Nitric oxide is produced in the blood vessels, the inside lining of which contain what are called the endothelial cells. As our muscles contract, the endothelial cells synthesize and release nitric oxide, thereby causing the smooth muscle tissue of the blood vessels to relax and contract. This relaxing and contracting of the blood vessels is referred to as ‘vasodilation.’
Those who use nitric oxide for bodybuilding attempt to raise levels of this compound by ingesting supplements containing L-arginine, citrulline and aspartic acid. This is done for the purpose of amplifying the process of vasodilation. Somewhere, sometime, somebody made the far-fetched leap that “vasodilated” blood vessels somehow create an environment for more uptake of oxygen, amino acids, creatine, and glucose by the muscle tissue.
Let’s be frank: The only bodily occurrence that could speed up inter-workout recuperation (and thus, muscle growth) is an increased rate of protein synthesis. But where is the evidence indicating that the slightly (and temporarily) expanded walls of blood vessels through vasodilation speed the rate of this process? I’ve not seen it anywhere – nor experienced it with use of any product containing NO precursors.
Should you use nitric oxide for bodybuilding? My advice is that you shouldn’t use this product with expectations of faster muscle growth.

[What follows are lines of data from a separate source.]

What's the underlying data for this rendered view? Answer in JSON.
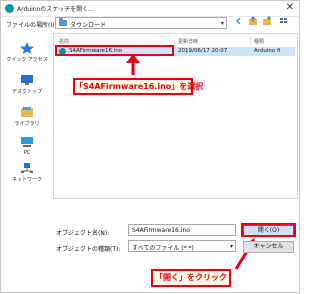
{
  "window": {
    "title": "Arduinoのスケッチを開く...",
    "close_glyph": "✕"
  },
  "location": {
    "label": "ファイルの場所(I):",
    "folder": "ダウンロード",
    "caret": "▾"
  },
  "toolbar": {
    "icons": [
      "back-icon",
      "up-folder-icon",
      "new-folder-icon",
      "view-menu-icon"
    ]
  },
  "sidebar": {
    "items": [
      {
        "label": "クイック アクセス",
        "icon": "star-icon"
      },
      {
        "label": "デスクトップ",
        "icon": "desktop-icon"
      },
      {
        "label": "ライブラリ",
        "icon": "library-icon"
      },
      {
        "label": "PC",
        "icon": "pc-icon"
      },
      {
        "label": "ネットワーク",
        "icon": "network-icon"
      }
    ]
  },
  "filelist": {
    "headers": {
      "name": "名前",
      "modified": "更新日時",
      "type": "種類"
    },
    "rows": [
      {
        "name": "S4AFirmware16.ino",
        "modified": "2019/06/17 20:07",
        "type": "Arduino ﬁ"
      }
    ]
  },
  "filename": {
    "label": "オブジェクト名(N):",
    "value": "S4AFirmware16.ino"
  },
  "filetype": {
    "label": "オブジェクトの種類(T):",
    "value": "すべてのファイル (*.*)",
    "caret": "▾"
  },
  "buttons": {
    "open": "開く(O)",
    "cancel": "キャンセル"
  },
  "annotations": {
    "select_file": "「S4AFirmware16.ino」を選択",
    "click_open": "「開く」をクリック",
    "color": "#e60012"
  }
}
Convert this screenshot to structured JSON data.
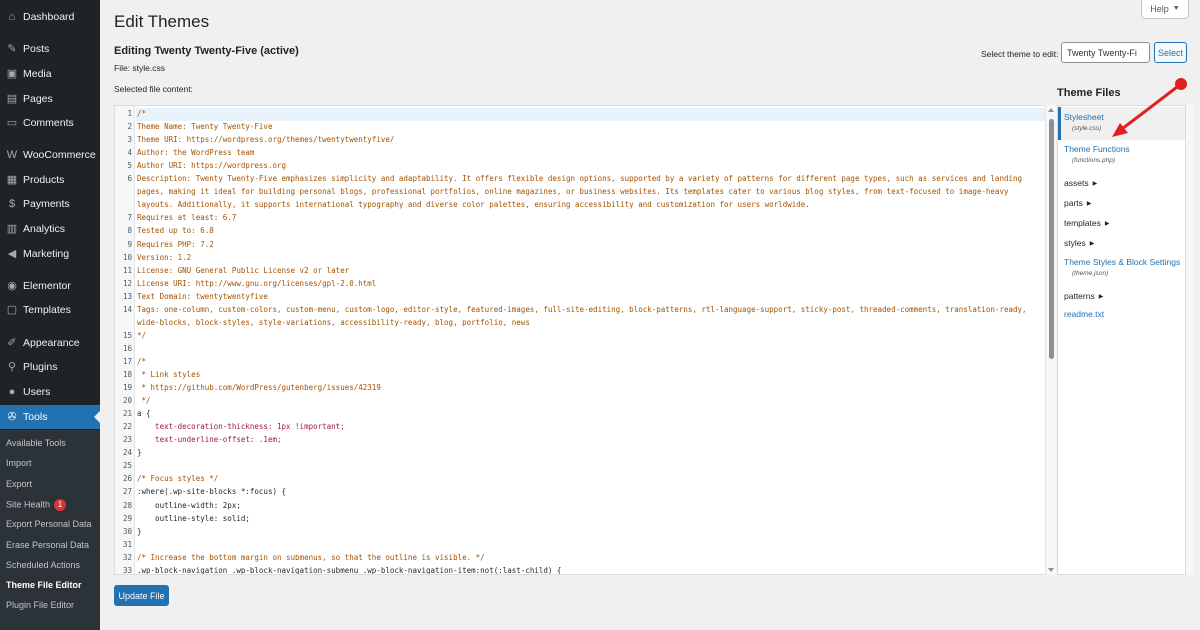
{
  "sidebar": {
    "items": [
      {
        "label": "Dashboard",
        "icon": "dashboard-icon",
        "glyph": "⌂"
      },
      {
        "label": "Posts",
        "icon": "pin-icon",
        "glyph": "✎"
      },
      {
        "label": "Media",
        "icon": "media-icon",
        "glyph": "▣"
      },
      {
        "label": "Pages",
        "icon": "pages-icon",
        "glyph": "▤"
      },
      {
        "label": "Comments",
        "icon": "comments-icon",
        "glyph": "▭"
      },
      {
        "label": "WooCommerce",
        "icon": "woocommerce-icon",
        "glyph": "W"
      },
      {
        "label": "Products",
        "icon": "products-icon",
        "glyph": "▦"
      },
      {
        "label": "Payments",
        "icon": "payments-icon",
        "glyph": "$"
      },
      {
        "label": "Analytics",
        "icon": "analytics-icon",
        "glyph": "▥"
      },
      {
        "label": "Marketing",
        "icon": "megaphone-icon",
        "glyph": "◀"
      },
      {
        "label": "Elementor",
        "icon": "elementor-icon",
        "glyph": "◉"
      },
      {
        "label": "Templates",
        "icon": "templates-icon",
        "glyph": "▢"
      },
      {
        "label": "Appearance",
        "icon": "brush-icon",
        "glyph": "✐"
      },
      {
        "label": "Plugins",
        "icon": "plugin-icon",
        "glyph": "⚲"
      },
      {
        "label": "Users",
        "icon": "user-icon",
        "glyph": "●"
      },
      {
        "label": "Tools",
        "icon": "wrench-icon",
        "glyph": "✇",
        "current": true
      }
    ],
    "submenu": [
      {
        "label": "Available Tools"
      },
      {
        "label": "Import"
      },
      {
        "label": "Export"
      },
      {
        "label": "Site Health",
        "badge": "1"
      },
      {
        "label": "Export Personal Data"
      },
      {
        "label": "Erase Personal Data"
      },
      {
        "label": "Scheduled Actions"
      },
      {
        "label": "Theme File Editor",
        "current": true
      },
      {
        "label": "Plugin File Editor"
      }
    ]
  },
  "header": {
    "help_label": "Help",
    "page_title": "Edit Themes",
    "editing_title": "Editing Twenty Twenty-Five (active)",
    "file_label": "File: style.css",
    "selected_label": "Selected file content:",
    "select_theme_label": "Select theme to edit:",
    "theme_select_value": "Twenty Twenty-Fi",
    "select_button": "Select"
  },
  "editor": {
    "rows": [
      {
        "n": "1",
        "text": "/*"
      },
      {
        "n": "2",
        "text": "Theme Name: Twenty Twenty-Five"
      },
      {
        "n": "3",
        "text": "Theme URI: https://wordpress.org/themes/twentytwentyfive/"
      },
      {
        "n": "4",
        "text": "Author: the WordPress team"
      },
      {
        "n": "5",
        "text": "Author URI: https://wordpress.org"
      },
      {
        "n": "6",
        "text": "Description: Twenty Twenty-Five emphasizes simplicity and adaptability. It offers flexible design options, supported by a variety of patterns for different page types, such as services and landing"
      },
      {
        "n": "",
        "text": "pages, making it ideal for building personal blogs, professional portfolios, online magazines, or business websites. Its templates cater to various blog styles, from text-focused to image-heavy"
      },
      {
        "n": "",
        "text": "layouts. Additionally, it supports international typography and diverse color palettes, ensuring accessibility and customization for users worldwide."
      },
      {
        "n": "7",
        "text": "Requires at least: 6.7"
      },
      {
        "n": "8",
        "text": "Tested up to: 6.8"
      },
      {
        "n": "9",
        "text": "Requires PHP: 7.2"
      },
      {
        "n": "10",
        "text": "Version: 1.2"
      },
      {
        "n": "11",
        "text": "License: GNU General Public License v2 or later"
      },
      {
        "n": "12",
        "text": "License URI: http://www.gnu.org/licenses/gpl-2.0.html"
      },
      {
        "n": "13",
        "text": "Text Domain: twentytwentyfive"
      },
      {
        "n": "14",
        "text": "Tags: one-column, custom-colors, custom-menu, custom-logo, editor-style, featured-images, full-site-editing, block-patterns, rtl-language-support, sticky-post, threaded-comments, translation-ready,"
      },
      {
        "n": "",
        "text": "wide-blocks, block-styles, style-variations, accessibility-ready, blog, portfolio, news"
      },
      {
        "n": "15",
        "text": "*/"
      },
      {
        "n": "16",
        "text": ""
      },
      {
        "n": "17",
        "text": "/*"
      },
      {
        "n": "18",
        "text": " * Link styles"
      },
      {
        "n": "19",
        "text": " * https://github.com/WordPress/gutenberg/issues/42319"
      },
      {
        "n": "20",
        "text": " */"
      },
      {
        "n": "21",
        "text": "a {",
        "kind": "sel"
      },
      {
        "n": "22",
        "text": "    text-decoration-thickness: 1px !important;",
        "kind": "prop"
      },
      {
        "n": "23",
        "text": "    text-underline-offset: .1em;",
        "kind": "prop"
      },
      {
        "n": "24",
        "text": "}",
        "kind": "punct"
      },
      {
        "n": "25",
        "text": ""
      },
      {
        "n": "26",
        "text": "/* Focus styles */"
      },
      {
        "n": "27",
        "text": ":where(.wp-site-blocks *:focus) {",
        "kind": "sel"
      },
      {
        "n": "28",
        "text": "    outline-width: 2px;",
        "kind": "sel"
      },
      {
        "n": "29",
        "text": "    outline-style: solid;",
        "kind": "sel"
      },
      {
        "n": "30",
        "text": "}",
        "kind": "punct"
      },
      {
        "n": "31",
        "text": ""
      },
      {
        "n": "32",
        "text": "/* Increase the bottom margin on submenus, so that the outline is visible. */"
      },
      {
        "n": "33",
        "text": ".wp-block-navigation .wp-block-navigation-submenu .wp-block-navigation-item:not(:last-child) {",
        "kind": "sel"
      }
    ]
  },
  "update_button": "Update File",
  "files": {
    "heading": "Theme Files",
    "entries": [
      {
        "type": "file",
        "label": "Stylesheet",
        "sub": "(style.css)",
        "active": true
      },
      {
        "type": "file",
        "label": "Theme Functions",
        "sub": "(functions.php)"
      },
      {
        "type": "folder",
        "label": "assets"
      },
      {
        "type": "folder",
        "label": "parts"
      },
      {
        "type": "folder",
        "label": "templates"
      },
      {
        "type": "folder",
        "label": "styles"
      },
      {
        "type": "file",
        "label": "Theme Styles & Block Settings",
        "sub": "(theme.json)"
      },
      {
        "type": "folder",
        "label": "patterns"
      },
      {
        "type": "file",
        "label": "readme.txt"
      }
    ]
  },
  "colors": {
    "sidebar_bg": "#1d2327",
    "accent": "#2271b1",
    "annotation_arrow": "#e0201d",
    "code_text": "#a35200"
  }
}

In fact, short of possibly (and that’s a big “possibly”) gaining a better visual ‘pump’ for a photo-shoot, I’d say you should dump the ‘nitric oxide for bodybuilding’ notions in the “hold onto your wallet and credit cards” category.
That’s my opinion – with a lot of natural bodybuilding experience behind it.